carrying too-heavy backpack can harm students many local teens may pick up lasting posture problems.

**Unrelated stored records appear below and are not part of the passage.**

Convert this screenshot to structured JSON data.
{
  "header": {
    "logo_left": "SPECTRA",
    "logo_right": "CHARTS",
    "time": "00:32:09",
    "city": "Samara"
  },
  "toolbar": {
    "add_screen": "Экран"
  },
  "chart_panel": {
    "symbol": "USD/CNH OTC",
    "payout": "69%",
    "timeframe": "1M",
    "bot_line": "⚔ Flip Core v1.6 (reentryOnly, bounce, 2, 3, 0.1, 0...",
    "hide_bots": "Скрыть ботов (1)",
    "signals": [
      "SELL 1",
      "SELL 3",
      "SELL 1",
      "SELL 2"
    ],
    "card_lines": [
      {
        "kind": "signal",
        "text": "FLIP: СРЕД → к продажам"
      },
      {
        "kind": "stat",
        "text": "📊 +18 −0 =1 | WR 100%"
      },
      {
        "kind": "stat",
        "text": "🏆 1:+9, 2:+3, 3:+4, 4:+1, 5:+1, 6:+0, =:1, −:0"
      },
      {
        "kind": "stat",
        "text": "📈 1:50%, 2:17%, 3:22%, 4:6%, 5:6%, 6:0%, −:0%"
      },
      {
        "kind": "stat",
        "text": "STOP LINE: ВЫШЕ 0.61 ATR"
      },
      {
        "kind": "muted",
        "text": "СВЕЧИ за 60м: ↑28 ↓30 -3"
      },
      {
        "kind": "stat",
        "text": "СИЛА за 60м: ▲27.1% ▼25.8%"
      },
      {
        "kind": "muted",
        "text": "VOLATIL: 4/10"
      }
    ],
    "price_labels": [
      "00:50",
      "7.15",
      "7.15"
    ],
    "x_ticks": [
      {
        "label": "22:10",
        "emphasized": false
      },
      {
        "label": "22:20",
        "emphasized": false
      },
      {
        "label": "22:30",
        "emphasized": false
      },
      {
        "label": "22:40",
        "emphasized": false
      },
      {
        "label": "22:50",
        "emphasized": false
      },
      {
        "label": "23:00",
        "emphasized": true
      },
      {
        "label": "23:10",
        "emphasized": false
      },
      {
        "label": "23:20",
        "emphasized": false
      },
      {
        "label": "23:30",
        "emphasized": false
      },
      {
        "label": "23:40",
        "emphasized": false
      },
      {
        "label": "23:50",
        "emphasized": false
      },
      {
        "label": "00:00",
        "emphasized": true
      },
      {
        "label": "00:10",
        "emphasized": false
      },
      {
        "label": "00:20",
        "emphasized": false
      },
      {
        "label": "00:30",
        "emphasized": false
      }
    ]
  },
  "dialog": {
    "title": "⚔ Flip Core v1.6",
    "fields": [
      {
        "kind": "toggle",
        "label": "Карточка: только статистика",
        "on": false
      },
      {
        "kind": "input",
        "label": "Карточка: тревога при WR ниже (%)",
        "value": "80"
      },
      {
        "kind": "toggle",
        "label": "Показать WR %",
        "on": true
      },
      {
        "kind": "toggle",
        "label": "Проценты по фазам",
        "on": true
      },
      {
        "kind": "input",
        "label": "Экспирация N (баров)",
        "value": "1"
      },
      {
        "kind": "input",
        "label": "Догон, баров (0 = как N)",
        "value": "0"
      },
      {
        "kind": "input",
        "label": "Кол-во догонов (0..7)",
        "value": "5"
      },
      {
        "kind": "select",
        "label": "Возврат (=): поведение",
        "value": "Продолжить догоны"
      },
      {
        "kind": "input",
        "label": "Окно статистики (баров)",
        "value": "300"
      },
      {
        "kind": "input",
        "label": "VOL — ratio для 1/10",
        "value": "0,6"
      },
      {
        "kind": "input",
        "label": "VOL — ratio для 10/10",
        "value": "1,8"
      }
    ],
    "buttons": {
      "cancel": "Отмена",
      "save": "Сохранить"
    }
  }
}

Signature: Valencia, writer of Amy Reicin staff-Among teen- Luggage with wheels The fashion pack is a bit uncool, so Mallory strouser drags her heavy backpack around Valencia High School for a chiropractic adjustment once or twice a month. According to a recent study on the impact of children and heavy schoolbags on their back and posture, she is not the only one with recurrent back pain. Many students seem to resist the doctor\'s advice on special backpacks or rolling bags like those used by flight attendants. \"I want to say that nearly 80% of teenagers \"The teenagers I see have a pose problem and I will attribute it directly to the heavy backpack,\" said John de Lemos, Newhall chiropractor. \"Because we are talking about your future and saving your body, you have to save your back. But by contrast, it\'s cool and hard at that age. Researchers at Simmons College in Massachusetts recently conducted a study of 345 children and found that 55% of them carry backpack keyboards, exceeding the limit recommended by the American Society of Plastic Surgeons: 15% of the weight The news is not surprising to 10 people. year- Old Brittney Ferguson Grade students who use rolling packages at Holmes primary school. \"I used this because I used to wear that (backpacks) \"I have too many books,\" she said . \" \"I complained to my parents that my back was hurt. Brittnie said she was more satisfied with her rolling bag and added that she didn\'t care if it was not cool to use the wheel in her senior year. Her father said they would cross the bridge in a while. \"As her grades start to rise, it seems that there are more books to take home. \"She is always hunchback,\" James Ferguson said . \". But let her decide. Now all her friends are using this, so it\'s also about fashion. De Lemos agreed with the researchers to encourage children and adolescents to use rolling packages and to support some school boards to provide students with a set of books for home use and a copy Curriculum for students to share. Strouser, a high school student at Valencia, said she had Many of her classes have lesson books, but since she doesn\'t have enough time to stop between classes, she still has to sell her Spanish textbooks around every day. \"I think it\'s just part of being a kid, but my shoulder gets hurt and it feels like my back is pulled down,\" said strouser . \". Her doctor suggested you wear a backpack and prefer a rolling bag, she said. \"I feel like I brought a uitcase with me. No thanks. While carrying school books is necessary, the children and parents should look at the contents of the bag every day and make sure everything is essential, says drummers. \"You have to reduce the load. He said: \"weigh the children and weigh the backpacks . \" \"Anything that weighs more than 15% of your child is (creating) Risk of back pain and postureproblems. \'\' CAPTION(S) Photo: (2)1)Eighth- A 13-year-old Sallye Bergland grade student pulls her wheel bag Researchers recommend avoiding back injuries Arroyo Seco Juno high school in Saugus Special report by Sean Dell/Daily News (2)Fourth- First year student Nathan Metcalfe carries a heavy backpack at Mountain View School. The researchers recommend that children weigh no more than 15%. David R.